| Quote #4
Then, bending to the left, he followed the lane which led up to his house. The faint dour stink of rotted cabbages came towards him from the kitchen gardens on the rising ground above the river. He smiled to think that it was this disorder, the misrule and confusion of his father's house and the stagnation of vegetable life, which was to win the day in his soul. (4.2.24)
Actually, the victory of "his father’s house" (note that he doesn’t say his house) is quite short-lived. The tension between affection and disgust in Stephen’s description of the house make it clear that his soul won’t be satisfied for long in these circumstances.
| Quote #5
He waited for some moments, listening, before he too took up the air with them. He was listening with pain of spirit to the overtone of weariness behind their frail fresh innocent voices. Even before they set out on life's journey they seemed weary already of the way. (4.2.31)
The weariness Stephen’s little brothers and sisters feel, even as children, stems from the lack of stability and comfort in their lives. Unlike Stephen, the oldest and most privileged among them, we have the feeling that the other children never really knew anything but poverty and resignation at home.
| Quote #6
He shook the sound out of his ears by an angry toss of his head and hurried on, stumbling through the mouldering offal, his heart already bitten by an ache of loathing and bitterness. His father's whistle, his mother's mutterings, the screech of an unseen maniac were to him now so many voices offending and threatening to humble the pride of his youth. He drove their echoes even out of his heart with an execration; but, as he walked down the avenue and felt the grey morning light falling about him through the dripping trees and smelt the strange wild smell of the wet leaves and bark, his soul was loosed of her miseries. (5.10)

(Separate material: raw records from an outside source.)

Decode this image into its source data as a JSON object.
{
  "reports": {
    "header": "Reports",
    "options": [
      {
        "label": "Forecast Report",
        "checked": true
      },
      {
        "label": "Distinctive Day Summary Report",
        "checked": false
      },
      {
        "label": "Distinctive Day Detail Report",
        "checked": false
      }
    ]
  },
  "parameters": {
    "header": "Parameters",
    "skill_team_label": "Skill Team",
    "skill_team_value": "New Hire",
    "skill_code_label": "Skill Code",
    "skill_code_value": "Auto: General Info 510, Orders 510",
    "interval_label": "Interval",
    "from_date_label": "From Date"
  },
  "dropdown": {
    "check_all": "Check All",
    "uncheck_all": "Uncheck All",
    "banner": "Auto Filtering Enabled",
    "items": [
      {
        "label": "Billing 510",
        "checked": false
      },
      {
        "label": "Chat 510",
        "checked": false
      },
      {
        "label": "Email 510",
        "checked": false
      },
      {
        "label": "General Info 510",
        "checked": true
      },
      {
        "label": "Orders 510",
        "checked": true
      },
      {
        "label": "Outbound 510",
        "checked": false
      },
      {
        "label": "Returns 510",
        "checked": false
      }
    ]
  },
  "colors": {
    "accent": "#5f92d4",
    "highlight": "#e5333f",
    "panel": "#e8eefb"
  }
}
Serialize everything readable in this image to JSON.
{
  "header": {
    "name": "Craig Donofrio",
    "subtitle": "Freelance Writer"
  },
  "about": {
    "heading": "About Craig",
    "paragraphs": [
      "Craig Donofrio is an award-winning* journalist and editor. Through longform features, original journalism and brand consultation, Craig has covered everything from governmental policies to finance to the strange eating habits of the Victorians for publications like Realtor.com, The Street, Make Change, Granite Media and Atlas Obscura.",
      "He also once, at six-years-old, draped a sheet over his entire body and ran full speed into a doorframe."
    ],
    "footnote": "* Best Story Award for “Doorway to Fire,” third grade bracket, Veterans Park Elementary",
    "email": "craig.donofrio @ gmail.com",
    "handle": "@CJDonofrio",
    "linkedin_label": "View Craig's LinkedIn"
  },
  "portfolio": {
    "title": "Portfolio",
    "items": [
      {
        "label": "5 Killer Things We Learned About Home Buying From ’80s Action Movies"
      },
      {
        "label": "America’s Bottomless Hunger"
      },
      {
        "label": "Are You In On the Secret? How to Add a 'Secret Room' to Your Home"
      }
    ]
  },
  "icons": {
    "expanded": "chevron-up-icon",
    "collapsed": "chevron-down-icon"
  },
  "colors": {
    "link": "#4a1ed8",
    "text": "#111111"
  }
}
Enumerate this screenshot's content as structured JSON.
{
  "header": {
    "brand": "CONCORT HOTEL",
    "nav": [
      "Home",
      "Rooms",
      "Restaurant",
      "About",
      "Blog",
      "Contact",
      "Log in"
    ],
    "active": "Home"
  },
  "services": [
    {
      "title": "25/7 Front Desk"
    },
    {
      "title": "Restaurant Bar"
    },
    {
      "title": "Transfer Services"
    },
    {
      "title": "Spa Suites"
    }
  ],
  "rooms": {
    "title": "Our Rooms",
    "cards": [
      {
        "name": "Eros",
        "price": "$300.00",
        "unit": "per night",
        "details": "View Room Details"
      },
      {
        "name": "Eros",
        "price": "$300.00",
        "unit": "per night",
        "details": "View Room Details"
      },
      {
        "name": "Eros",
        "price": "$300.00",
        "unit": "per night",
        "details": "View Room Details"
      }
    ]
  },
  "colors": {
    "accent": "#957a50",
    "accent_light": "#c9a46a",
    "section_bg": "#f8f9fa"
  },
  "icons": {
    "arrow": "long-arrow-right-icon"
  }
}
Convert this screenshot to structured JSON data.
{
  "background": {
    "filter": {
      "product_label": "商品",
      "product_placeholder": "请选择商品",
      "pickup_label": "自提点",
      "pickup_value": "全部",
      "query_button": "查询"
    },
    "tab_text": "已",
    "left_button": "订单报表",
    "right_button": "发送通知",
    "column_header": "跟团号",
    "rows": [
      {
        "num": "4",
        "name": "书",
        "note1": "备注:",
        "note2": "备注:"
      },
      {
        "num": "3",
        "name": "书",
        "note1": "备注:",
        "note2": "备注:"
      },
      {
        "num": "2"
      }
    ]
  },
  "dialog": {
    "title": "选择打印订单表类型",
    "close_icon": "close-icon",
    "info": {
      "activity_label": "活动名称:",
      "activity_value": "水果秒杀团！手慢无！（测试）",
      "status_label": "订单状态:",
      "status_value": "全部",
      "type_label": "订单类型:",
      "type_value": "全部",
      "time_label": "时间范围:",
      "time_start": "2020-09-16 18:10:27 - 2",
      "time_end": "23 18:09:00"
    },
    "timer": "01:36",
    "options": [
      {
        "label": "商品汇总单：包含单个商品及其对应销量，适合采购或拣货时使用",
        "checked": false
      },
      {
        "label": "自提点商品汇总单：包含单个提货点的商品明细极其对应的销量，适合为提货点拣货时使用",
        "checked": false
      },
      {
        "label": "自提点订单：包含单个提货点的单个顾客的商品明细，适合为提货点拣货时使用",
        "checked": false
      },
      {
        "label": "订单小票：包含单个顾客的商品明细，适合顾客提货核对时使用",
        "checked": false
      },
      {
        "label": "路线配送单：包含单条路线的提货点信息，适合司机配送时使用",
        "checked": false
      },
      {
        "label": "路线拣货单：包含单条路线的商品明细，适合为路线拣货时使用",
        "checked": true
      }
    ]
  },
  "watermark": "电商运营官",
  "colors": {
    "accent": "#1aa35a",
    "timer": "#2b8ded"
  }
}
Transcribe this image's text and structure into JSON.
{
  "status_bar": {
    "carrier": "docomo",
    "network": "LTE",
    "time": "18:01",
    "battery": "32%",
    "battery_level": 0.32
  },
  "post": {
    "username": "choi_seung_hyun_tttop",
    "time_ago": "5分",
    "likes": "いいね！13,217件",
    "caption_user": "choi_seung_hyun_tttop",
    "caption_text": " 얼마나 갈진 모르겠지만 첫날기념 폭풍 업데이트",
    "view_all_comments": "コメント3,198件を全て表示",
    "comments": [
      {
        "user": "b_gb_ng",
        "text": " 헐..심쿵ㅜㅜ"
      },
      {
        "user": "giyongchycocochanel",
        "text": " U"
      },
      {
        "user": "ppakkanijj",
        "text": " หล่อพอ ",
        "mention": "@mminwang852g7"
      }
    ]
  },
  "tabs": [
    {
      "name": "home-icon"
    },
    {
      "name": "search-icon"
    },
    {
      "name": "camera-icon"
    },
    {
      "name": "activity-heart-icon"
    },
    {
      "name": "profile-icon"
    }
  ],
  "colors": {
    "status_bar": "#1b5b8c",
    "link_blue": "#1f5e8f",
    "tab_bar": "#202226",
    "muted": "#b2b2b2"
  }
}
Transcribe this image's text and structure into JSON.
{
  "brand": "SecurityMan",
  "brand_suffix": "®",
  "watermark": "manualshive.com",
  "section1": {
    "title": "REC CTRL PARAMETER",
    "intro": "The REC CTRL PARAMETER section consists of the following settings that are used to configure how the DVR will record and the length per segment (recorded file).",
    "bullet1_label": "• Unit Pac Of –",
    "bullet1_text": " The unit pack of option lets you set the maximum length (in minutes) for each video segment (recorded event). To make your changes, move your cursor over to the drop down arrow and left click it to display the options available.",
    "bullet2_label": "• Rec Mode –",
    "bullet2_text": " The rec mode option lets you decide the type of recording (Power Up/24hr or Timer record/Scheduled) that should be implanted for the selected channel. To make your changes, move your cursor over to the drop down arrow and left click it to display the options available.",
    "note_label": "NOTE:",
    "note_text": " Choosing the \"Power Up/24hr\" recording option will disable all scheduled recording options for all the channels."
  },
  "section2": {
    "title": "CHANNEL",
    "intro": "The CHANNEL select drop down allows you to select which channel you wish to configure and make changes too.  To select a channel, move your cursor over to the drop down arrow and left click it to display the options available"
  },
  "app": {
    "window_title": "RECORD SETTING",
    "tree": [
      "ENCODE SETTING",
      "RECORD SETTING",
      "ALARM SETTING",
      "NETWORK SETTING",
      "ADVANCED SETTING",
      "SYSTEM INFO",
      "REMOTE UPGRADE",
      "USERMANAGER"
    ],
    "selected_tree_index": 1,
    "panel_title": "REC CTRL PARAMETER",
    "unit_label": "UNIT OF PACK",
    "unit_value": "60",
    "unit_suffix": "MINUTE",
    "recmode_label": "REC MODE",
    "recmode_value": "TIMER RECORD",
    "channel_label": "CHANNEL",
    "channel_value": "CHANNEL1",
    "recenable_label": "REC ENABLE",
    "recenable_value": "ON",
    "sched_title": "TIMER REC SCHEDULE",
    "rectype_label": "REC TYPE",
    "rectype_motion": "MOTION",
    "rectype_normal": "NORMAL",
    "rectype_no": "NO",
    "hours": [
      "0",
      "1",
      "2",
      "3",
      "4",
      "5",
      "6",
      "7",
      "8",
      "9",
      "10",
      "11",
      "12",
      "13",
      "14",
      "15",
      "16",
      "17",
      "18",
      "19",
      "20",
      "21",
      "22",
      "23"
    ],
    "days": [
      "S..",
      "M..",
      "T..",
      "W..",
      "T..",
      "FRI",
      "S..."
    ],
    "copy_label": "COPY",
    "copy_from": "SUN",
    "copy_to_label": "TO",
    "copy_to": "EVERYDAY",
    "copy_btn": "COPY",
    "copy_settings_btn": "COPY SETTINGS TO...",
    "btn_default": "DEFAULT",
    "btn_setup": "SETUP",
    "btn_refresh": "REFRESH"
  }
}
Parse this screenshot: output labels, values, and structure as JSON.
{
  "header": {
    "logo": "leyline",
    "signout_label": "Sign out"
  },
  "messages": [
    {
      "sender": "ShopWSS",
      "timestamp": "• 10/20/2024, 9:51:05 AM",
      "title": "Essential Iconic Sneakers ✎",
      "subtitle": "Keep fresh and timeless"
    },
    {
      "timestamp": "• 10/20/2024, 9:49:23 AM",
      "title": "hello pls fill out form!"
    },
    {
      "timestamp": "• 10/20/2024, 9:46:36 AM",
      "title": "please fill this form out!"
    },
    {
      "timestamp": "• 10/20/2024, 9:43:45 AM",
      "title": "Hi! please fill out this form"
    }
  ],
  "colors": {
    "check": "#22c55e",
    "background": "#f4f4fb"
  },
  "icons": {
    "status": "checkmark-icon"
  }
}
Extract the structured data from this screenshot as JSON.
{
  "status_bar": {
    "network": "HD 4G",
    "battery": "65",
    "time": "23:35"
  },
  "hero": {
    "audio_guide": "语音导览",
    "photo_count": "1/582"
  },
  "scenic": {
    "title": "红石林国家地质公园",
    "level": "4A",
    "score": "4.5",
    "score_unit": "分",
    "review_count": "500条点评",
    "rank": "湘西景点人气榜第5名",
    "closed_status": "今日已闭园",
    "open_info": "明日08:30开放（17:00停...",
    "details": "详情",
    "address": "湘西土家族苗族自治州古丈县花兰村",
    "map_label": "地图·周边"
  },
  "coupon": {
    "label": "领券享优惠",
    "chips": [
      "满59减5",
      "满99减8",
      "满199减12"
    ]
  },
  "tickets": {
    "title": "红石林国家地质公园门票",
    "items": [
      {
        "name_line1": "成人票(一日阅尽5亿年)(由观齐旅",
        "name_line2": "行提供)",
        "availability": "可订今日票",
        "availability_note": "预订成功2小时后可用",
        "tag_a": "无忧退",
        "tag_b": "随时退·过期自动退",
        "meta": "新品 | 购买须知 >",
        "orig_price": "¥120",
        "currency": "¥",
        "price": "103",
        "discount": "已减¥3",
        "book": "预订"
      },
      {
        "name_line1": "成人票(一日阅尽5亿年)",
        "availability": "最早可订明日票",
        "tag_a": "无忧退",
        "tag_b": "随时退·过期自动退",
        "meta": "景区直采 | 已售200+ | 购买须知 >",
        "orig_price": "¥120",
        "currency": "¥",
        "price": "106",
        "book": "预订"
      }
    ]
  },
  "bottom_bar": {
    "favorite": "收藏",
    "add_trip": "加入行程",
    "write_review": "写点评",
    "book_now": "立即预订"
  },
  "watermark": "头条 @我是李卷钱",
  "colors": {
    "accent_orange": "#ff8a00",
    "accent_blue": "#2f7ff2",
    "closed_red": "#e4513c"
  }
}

Stephen’s relationship with his family and surroundings is at an all-time low. The ugliness and squalor of his home life are totally incompatible with his grandiose sense of artistic destiny, and we see already that his ultimate departure is inevitable.